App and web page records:
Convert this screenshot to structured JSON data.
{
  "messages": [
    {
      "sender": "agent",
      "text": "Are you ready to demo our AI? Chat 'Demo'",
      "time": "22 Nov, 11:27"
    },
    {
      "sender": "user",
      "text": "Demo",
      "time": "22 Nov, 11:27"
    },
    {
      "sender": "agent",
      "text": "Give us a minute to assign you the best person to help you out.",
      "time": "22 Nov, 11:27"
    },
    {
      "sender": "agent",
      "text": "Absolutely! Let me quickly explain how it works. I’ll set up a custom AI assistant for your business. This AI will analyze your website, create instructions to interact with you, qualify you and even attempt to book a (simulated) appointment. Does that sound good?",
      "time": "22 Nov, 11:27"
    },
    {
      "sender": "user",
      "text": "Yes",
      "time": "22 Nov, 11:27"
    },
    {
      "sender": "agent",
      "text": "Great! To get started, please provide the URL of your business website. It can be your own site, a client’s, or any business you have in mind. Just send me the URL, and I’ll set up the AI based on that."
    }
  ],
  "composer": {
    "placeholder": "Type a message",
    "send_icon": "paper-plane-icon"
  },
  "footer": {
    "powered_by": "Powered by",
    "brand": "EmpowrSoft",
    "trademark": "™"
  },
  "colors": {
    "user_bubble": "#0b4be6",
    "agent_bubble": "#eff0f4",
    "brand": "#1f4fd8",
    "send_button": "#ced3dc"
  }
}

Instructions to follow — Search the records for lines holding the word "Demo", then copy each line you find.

Problem solution —
      "text": "Are you ready to demo our AI? Chat 'Demo'",
      "text": "Demo",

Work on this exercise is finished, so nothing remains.